instructions for setting this up. The online homework will tend
to consist of relatively straightforward problems, and you have as many
chances as you need to get the problems correct! This will be due
by 12:00 noon on Tuesdays.
2) Written Homework:
Written homework is due in class on Tuesdays, or in my mailbox at the
front of Kerchof Hall by the beginning of class if you cannot make it
to class for any reason. The written homework may include some
more difficult problems than the online homework.
Late homework will never be
accepted. If you know in advance you will be unable to turn in
homework when it is due, you should plan to turn it in ahead of
time. I will drop your lowest online and your lowest written
homework score to allow for missed assignments or for assignments that
pose special difficulty.
Homework should be neat, well-organized, and legible. In addition, it must be stapled or paper clipped
(no folding over the top-left corner or anything like that). Please
write in paragraphs, sentences, and English words (oh my!) when they
are called for. Some problems will require you to write an
explanation. The grader should not have to decipher what you are
doing--you should be clear and unambiguous about your methods on a
You are encouraged to work together on homework! But you must
write up your own solutions. I have found that it is helpful if I
think about the problems myself first, and then discuss the more
difficult questions with others. It is very important that you
truly understand the homework solutions you hand in. In previous
classes I have taught, the students who were the most unpleasantly
surprised with their exam grades have been the ones who have "phoned
in" their homework (keep in mind that the exams count much more than
the homework!). In particular, you should always work the online homework problems until you have them correct!
If you work together on homework, you must write the names of your collaborators on the front.
Homework will be graded and every effort will be made to hand it back promptly. Grades will be posted on Collab.
Schedule of Homework (the homework assignments themselves will be posted on UVaCollab)
Midterms will be in class on Tuesday, February 20th and Tuesday, April 3rd.
If you have a conflict with one of these days, you must let me know now.
Another exam on the same day is not considered a conflict. If you have two other exams on the same day, talk to me.
The final exam is on Friday, May 4th, from 2:00PM-5:00PM.
Calculators are not permitted on exams.
Final Course Grades
7% Online Homework
13% Written Homework
20% Each Midterm
40% Final Exam
It is possible for exceptional class participation to be factored into your grade in borderline cases.
The University of Virginia

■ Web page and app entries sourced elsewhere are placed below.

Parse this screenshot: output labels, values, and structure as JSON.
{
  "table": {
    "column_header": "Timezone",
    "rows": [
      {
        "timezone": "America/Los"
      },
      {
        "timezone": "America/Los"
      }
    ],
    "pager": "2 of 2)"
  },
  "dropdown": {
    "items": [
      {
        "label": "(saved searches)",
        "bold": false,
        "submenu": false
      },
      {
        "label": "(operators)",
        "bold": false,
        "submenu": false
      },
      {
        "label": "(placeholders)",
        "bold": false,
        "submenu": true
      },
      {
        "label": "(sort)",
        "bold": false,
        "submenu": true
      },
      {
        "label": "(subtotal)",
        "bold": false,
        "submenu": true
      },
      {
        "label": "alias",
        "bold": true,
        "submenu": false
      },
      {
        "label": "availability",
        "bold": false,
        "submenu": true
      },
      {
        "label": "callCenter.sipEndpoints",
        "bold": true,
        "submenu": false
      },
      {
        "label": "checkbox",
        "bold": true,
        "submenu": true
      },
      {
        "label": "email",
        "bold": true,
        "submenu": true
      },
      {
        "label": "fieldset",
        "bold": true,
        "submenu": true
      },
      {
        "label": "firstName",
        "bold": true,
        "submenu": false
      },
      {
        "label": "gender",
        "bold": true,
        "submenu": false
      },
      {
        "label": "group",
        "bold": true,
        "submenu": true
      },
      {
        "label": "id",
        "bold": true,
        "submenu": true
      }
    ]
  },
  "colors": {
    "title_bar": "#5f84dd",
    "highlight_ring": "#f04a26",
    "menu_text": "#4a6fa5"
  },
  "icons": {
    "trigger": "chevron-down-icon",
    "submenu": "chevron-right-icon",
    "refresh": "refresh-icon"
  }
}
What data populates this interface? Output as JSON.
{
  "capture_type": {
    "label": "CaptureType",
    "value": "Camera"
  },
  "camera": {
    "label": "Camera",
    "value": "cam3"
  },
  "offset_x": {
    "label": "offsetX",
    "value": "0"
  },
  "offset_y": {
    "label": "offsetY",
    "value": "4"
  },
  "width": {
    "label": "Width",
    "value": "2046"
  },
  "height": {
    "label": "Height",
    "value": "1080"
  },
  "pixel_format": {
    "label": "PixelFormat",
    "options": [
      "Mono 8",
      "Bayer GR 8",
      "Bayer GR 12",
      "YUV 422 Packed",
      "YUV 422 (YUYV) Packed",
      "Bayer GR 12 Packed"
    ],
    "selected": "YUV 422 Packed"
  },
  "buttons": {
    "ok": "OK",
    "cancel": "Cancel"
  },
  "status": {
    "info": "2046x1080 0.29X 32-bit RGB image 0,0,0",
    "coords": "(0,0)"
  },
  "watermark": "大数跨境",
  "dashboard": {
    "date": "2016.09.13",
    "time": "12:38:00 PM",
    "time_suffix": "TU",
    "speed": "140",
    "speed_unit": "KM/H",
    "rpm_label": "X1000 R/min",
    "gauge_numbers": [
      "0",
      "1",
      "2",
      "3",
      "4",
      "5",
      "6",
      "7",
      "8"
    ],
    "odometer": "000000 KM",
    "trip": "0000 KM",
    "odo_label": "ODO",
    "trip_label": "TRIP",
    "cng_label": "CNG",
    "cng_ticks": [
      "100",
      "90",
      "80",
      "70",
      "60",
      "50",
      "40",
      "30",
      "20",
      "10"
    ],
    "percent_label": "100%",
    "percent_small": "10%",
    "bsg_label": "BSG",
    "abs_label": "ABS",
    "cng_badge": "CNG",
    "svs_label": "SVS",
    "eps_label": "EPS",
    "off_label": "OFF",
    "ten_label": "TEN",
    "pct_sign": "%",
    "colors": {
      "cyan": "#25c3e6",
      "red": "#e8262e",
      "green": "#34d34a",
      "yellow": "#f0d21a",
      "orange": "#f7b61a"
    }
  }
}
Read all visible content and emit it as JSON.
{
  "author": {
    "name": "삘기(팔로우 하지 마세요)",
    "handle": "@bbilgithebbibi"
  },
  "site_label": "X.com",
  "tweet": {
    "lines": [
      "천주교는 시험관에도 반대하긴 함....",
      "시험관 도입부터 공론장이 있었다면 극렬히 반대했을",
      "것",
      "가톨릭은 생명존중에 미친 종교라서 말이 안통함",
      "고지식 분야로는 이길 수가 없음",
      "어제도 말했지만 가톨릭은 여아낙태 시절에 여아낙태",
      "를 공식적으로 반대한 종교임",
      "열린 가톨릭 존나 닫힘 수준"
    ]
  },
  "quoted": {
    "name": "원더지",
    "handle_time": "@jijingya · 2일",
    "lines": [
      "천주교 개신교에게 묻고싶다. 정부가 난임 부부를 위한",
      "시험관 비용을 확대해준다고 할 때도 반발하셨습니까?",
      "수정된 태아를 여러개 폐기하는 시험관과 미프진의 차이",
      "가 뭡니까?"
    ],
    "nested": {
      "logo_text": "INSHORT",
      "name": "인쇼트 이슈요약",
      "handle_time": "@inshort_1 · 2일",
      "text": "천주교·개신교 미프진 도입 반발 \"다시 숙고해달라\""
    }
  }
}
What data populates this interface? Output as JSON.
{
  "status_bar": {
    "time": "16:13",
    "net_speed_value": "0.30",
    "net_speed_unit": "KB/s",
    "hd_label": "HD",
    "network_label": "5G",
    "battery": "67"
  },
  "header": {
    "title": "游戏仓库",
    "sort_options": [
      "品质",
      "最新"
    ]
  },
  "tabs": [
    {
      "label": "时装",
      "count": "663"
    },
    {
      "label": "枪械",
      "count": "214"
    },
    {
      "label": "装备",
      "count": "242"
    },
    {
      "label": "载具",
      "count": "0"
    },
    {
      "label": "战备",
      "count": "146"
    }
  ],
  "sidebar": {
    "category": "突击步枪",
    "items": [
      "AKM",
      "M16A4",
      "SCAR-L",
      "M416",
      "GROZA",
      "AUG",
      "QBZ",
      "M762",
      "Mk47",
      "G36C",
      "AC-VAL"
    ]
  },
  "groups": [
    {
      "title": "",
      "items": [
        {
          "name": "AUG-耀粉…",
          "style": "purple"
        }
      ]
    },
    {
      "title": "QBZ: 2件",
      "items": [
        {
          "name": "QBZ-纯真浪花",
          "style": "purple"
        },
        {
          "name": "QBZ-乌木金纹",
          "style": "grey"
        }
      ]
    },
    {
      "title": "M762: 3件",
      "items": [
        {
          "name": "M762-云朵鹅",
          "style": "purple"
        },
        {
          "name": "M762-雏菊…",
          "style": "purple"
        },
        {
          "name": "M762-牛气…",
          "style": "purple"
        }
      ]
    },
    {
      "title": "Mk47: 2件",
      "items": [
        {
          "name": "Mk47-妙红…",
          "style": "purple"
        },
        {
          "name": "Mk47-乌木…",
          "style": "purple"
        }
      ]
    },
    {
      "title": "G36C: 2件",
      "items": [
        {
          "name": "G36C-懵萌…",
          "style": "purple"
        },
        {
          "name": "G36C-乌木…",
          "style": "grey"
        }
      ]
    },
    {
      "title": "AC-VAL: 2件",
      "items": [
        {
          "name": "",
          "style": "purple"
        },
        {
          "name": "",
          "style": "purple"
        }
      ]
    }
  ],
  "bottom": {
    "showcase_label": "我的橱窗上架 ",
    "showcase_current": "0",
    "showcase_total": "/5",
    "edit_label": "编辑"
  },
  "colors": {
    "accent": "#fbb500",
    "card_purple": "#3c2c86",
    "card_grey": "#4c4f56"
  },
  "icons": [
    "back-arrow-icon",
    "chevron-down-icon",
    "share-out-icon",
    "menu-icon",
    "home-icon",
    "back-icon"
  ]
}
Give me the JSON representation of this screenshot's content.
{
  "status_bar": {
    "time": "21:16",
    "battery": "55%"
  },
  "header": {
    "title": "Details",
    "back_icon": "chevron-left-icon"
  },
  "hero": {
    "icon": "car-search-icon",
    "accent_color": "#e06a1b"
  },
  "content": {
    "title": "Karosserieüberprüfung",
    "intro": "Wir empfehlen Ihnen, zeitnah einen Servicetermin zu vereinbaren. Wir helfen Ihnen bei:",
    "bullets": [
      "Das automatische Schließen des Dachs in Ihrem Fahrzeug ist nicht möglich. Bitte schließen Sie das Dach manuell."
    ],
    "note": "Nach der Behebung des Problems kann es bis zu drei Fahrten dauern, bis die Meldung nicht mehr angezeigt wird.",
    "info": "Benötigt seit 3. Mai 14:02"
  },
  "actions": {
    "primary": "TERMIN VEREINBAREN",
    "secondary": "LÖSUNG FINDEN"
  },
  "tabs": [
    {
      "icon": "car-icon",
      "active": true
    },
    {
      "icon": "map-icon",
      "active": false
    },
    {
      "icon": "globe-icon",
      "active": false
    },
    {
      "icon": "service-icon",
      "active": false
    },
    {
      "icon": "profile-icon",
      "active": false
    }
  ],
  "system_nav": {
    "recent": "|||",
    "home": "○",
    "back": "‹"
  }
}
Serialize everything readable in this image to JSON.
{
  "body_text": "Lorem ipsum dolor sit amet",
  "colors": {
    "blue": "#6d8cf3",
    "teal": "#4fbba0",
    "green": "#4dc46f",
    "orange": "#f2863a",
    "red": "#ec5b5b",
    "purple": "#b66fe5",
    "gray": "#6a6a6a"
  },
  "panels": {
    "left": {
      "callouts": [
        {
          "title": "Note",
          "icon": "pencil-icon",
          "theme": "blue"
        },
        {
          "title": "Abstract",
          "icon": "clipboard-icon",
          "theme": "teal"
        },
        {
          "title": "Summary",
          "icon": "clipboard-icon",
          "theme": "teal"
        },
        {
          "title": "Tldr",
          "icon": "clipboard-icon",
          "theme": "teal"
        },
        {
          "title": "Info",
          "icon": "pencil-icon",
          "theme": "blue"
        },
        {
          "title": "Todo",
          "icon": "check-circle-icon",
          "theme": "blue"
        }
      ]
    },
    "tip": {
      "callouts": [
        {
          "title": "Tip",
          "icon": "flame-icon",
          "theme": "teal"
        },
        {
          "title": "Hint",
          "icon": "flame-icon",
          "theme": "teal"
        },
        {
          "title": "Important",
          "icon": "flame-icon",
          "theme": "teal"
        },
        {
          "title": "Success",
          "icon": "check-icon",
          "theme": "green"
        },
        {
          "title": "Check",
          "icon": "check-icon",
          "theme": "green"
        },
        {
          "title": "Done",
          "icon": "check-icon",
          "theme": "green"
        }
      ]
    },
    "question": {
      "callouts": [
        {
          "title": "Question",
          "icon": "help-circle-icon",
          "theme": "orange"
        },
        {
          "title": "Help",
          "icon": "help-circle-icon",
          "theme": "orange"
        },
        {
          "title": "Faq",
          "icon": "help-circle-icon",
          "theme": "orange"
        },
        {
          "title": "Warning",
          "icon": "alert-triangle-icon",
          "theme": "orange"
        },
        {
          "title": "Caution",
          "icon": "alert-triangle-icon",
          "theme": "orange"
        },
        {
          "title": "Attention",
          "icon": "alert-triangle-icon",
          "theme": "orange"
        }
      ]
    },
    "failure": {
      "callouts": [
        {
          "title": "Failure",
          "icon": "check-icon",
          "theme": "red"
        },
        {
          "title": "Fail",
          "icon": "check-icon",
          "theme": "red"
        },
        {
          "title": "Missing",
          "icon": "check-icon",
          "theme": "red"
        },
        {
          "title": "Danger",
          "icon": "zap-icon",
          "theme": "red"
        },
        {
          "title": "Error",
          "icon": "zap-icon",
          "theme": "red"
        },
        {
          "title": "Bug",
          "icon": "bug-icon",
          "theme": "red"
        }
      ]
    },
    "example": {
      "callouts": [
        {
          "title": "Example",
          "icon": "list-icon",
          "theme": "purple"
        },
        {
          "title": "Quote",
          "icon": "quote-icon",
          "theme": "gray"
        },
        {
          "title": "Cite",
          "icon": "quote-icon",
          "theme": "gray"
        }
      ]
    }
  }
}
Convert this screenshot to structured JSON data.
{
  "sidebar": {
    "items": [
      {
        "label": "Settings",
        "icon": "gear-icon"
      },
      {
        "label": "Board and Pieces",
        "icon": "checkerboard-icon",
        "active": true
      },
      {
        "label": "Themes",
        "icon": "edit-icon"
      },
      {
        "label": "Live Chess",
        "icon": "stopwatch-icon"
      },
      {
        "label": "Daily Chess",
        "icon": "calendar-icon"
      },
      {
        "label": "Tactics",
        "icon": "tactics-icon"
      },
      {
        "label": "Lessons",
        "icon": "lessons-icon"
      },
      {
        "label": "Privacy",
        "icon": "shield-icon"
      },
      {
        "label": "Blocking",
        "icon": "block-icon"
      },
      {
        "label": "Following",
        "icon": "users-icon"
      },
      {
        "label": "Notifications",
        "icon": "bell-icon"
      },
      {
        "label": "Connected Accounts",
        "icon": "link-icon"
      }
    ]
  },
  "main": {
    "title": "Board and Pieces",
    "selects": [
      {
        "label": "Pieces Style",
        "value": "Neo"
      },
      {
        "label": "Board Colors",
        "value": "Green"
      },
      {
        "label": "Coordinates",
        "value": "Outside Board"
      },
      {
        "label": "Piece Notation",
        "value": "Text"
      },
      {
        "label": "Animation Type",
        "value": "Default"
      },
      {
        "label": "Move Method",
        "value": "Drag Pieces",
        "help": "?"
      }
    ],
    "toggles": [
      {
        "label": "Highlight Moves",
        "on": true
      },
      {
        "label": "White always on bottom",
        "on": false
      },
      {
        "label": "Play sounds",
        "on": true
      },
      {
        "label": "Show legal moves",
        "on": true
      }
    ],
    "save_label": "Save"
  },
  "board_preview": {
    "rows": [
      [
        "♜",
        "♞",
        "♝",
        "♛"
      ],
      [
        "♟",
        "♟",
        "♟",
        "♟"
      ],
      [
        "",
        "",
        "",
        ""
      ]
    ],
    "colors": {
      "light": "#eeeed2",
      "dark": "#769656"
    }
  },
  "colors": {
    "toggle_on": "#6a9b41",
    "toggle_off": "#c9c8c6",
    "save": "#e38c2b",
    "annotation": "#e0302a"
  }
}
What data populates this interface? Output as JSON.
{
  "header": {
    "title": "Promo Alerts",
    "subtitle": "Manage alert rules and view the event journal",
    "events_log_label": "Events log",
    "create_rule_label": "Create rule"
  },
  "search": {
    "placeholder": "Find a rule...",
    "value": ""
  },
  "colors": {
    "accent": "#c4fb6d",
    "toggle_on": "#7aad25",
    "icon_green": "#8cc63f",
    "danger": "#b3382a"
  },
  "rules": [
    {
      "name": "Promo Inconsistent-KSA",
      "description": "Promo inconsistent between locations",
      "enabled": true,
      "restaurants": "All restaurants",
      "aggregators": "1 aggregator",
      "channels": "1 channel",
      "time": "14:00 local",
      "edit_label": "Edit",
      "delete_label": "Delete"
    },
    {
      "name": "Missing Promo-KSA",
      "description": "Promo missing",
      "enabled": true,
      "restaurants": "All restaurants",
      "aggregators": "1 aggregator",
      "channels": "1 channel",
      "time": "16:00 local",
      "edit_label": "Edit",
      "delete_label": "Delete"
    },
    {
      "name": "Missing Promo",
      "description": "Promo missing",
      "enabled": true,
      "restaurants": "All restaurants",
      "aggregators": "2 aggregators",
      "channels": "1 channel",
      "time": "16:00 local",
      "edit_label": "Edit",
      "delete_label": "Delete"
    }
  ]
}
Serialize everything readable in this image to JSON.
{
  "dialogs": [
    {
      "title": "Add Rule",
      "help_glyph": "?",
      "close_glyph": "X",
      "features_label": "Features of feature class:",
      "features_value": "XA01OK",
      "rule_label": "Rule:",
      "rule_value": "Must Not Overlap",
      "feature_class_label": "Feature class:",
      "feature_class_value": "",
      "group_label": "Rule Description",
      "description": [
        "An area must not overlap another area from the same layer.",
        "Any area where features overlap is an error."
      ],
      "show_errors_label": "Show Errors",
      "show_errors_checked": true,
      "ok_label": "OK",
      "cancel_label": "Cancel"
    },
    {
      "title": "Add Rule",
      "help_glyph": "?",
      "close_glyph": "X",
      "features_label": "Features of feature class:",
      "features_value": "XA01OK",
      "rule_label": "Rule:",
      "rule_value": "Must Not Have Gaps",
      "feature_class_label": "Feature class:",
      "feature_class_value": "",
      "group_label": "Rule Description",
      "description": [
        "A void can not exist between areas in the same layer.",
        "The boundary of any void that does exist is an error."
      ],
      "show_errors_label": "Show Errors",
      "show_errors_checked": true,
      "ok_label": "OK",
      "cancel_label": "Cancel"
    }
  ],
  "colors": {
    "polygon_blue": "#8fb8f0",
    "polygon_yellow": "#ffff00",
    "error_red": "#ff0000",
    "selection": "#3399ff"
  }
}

Honor Code applies in this class. You will be asked to sign a
statement before each exam acknowledging that you understand this.
Some Useful Links
University of Virginia Undergraduate Math Page
University of Virginia Math Department